Link (Ars Techdirt)

Court Accepts DOJ’s ‘State Secrets’ Claim to Protect Shadowy Neocons: a New Low

A truly stunning debasement of the U.S. justice system just occurred through the joint efforts of the Obama Justice Department and a meek and frightened Obama-appointed federal judge, Edgardo Ramos, all in order to protect an extremist neocon front group from scrutiny and accountability. The details are crucial for understanding the magnitude of the abuse here.

At the center of it is an anti-Iranian group calling itself “United Against Nuclear Iran” (UANI), which is very likely a front for some combination of the Israeli and U.S. intelligence services. When launched, NBC described its mission as waging “economic and psychological warfare” against Iran. The group was founded and is run and guided by a roster of U.S., Israeli and British neocon extremists such as Joe Lieberman, former Bush Homeland Security adviser (and current CNN “analyst”) Fran Townsend, former CIA Director James Woolsey, and former Mossad Director Meir Dagan. One of its key advisers is Olli Heinonen, who just co-authored a Washington Post Op-Ed with former Bush CIA/NSA Director Michael Hayden arguing that Washington is being too soft on Tehran.
This group of neocon extremists was literally just immunized by a federal court from the rule of law. That was based on the claim — advocated by the Obama DOJ and accepted by Judge Ramos — that subjecting them to litigation for their actions would risk disclosure of vital “state secrets.” The court’s ruling was based on assertions made through completely secret proceedings between the court and the U.S. government, with everyone else — including the lawyers for the parties — kept in the dark.

Link (The Intercept)

Spookception: US spied on Israel spying on US-Iran nuke talks

Israel spied on the recent US-Iran nuclear talks, alleges America. And the US knows enough about it to say it publicly because the NSA is spying on Israel, along with everyone else.

The Wall Street Journal reports that Israel handed over confidential information from the negotiations with friendly members of the US Congress in a bid to derail any deal.

Israel denies the accusations, which highlight a widening gulf between Binyamin Netanyahu’s hawkish government in Israel and the Obama administration.

Link (The Register)

Nobody, Including Tom Cotton, Knows What Tom Cotton Is Saying About “Corruption of the Blood”

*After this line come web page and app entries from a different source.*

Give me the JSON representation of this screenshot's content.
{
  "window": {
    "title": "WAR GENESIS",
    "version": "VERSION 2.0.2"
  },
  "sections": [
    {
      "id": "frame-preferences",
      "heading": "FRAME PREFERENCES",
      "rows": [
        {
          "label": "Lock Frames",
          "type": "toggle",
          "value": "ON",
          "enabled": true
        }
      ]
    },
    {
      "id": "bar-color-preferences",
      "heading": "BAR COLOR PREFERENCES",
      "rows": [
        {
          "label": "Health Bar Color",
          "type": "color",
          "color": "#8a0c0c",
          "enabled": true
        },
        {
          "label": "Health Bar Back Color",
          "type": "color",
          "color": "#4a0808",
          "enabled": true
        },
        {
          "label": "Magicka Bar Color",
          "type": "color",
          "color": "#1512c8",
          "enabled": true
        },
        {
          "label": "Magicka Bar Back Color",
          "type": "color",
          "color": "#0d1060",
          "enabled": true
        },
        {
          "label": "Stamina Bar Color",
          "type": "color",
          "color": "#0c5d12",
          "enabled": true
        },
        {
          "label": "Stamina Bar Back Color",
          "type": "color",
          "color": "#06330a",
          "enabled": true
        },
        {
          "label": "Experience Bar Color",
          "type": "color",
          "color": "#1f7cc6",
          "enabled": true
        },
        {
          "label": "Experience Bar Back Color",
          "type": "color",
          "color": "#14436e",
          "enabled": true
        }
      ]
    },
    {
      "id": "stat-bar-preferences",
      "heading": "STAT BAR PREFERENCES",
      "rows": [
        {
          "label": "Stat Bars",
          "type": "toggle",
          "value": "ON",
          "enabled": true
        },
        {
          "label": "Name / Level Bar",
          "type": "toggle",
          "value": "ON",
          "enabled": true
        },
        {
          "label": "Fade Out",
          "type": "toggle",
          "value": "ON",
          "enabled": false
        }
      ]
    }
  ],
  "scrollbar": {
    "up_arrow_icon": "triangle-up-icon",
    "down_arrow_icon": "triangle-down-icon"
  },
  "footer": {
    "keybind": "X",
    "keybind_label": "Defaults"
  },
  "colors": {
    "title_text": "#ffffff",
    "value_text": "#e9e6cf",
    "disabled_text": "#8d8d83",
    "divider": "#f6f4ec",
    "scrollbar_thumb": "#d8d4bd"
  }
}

Senator Tom Cotton (R-AR) is in the news this month. For reasons that passeth understanding he’s been offered up as a spokesperson for the 47 Republicans who wrote a letter to Iran.1 Today I noticed a number of links to 2013 reports asserting that Sen. Tom Cotton offered an amendment to a bill that would allow imprisonment without due process of the relatives of the targets or Iranian sanctions. The Huffington Post’s Zach Carter may be Patient Zero on this idea:

WASHINGTON — Rep. Tom Cotton (R-Ark.) on Wednesday offered legislative language that would “automatically” punish family members of people who violate U.S. sanctions against Iran, levying sentences of up to 20 years in prison.

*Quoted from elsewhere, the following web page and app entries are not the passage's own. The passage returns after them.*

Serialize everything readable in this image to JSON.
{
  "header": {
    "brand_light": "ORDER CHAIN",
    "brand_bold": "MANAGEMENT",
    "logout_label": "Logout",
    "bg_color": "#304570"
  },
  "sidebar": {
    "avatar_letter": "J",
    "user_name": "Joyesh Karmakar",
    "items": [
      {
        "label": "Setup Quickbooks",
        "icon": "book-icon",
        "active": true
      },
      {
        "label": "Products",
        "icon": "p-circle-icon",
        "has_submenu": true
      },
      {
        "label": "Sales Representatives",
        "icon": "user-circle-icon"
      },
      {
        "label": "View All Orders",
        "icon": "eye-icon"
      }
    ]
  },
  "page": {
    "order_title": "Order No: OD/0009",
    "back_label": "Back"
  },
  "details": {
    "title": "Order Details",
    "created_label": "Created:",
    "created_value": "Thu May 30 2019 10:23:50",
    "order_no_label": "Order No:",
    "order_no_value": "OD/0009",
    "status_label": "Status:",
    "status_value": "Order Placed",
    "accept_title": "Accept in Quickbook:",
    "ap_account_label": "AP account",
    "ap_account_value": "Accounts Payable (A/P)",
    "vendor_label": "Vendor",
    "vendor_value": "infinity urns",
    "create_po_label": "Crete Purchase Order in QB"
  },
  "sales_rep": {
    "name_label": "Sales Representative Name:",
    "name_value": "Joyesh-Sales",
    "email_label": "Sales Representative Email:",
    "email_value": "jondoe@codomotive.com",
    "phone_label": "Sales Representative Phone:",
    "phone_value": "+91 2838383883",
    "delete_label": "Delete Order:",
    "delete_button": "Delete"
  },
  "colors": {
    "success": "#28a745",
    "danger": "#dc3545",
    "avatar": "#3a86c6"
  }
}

. . .

Article III of the Constitution explicitly bans Congress from punishing treason based on “corruption of blood” — meaning that relatives of those convicted of treason cannot be punished based only on a familial tie.

Link (Popehat)

Let’s blame Iran (again)

US director of National Intelligence James Clapper has accused Iran of orchestrating a 2014 hack of the Las Vegas Sands casino. The attack crippled the magnificent cultural institution’s IT infrastructure.

Clapper told a US Senate Armed Services Committee Thursday (US time) that the hack of the US$14 billion casino was the handiwork of Iran rather than ordinary hacking groups, Bloomberg reports.

“While both of these nations (Iran and North Korea) have lesser technical capabilities in comparison to Russia and China, these destructive attacks demonstrate that Iran and North Korea are motivated and unpredictable cyber-actors,” Clapper says.

The attacks brought down the casino’s IT systems including email but not the most valuable components of the organisation.

Link (The Register)